→ Problem to work on
If a line of the records contains the string "icon", copy it out.

+++++

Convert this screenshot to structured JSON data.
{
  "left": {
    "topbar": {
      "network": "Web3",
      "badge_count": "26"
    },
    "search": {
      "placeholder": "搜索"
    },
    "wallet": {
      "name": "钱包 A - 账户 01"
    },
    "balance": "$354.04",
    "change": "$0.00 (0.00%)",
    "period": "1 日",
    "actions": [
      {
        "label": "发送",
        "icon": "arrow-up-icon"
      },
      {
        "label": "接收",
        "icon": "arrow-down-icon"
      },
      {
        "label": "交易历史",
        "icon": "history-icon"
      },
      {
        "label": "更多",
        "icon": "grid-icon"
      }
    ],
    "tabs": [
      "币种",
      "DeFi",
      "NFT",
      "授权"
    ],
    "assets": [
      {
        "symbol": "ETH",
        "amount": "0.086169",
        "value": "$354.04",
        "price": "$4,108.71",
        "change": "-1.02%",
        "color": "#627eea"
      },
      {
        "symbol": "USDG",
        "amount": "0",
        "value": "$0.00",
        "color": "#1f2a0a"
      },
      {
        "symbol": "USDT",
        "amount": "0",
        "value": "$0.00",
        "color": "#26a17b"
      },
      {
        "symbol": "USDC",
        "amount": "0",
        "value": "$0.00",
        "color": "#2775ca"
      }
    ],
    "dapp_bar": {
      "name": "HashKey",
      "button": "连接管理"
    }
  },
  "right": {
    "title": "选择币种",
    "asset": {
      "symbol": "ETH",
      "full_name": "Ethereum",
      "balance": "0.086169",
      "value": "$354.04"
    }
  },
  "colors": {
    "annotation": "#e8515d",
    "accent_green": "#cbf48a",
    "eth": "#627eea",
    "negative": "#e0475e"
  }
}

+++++

→ Response to the exercise
        "icon": "arrow-up-icon"
        "icon": "arrow-down-icon"
        "icon": "history-icon"
        "icon": "grid-icon"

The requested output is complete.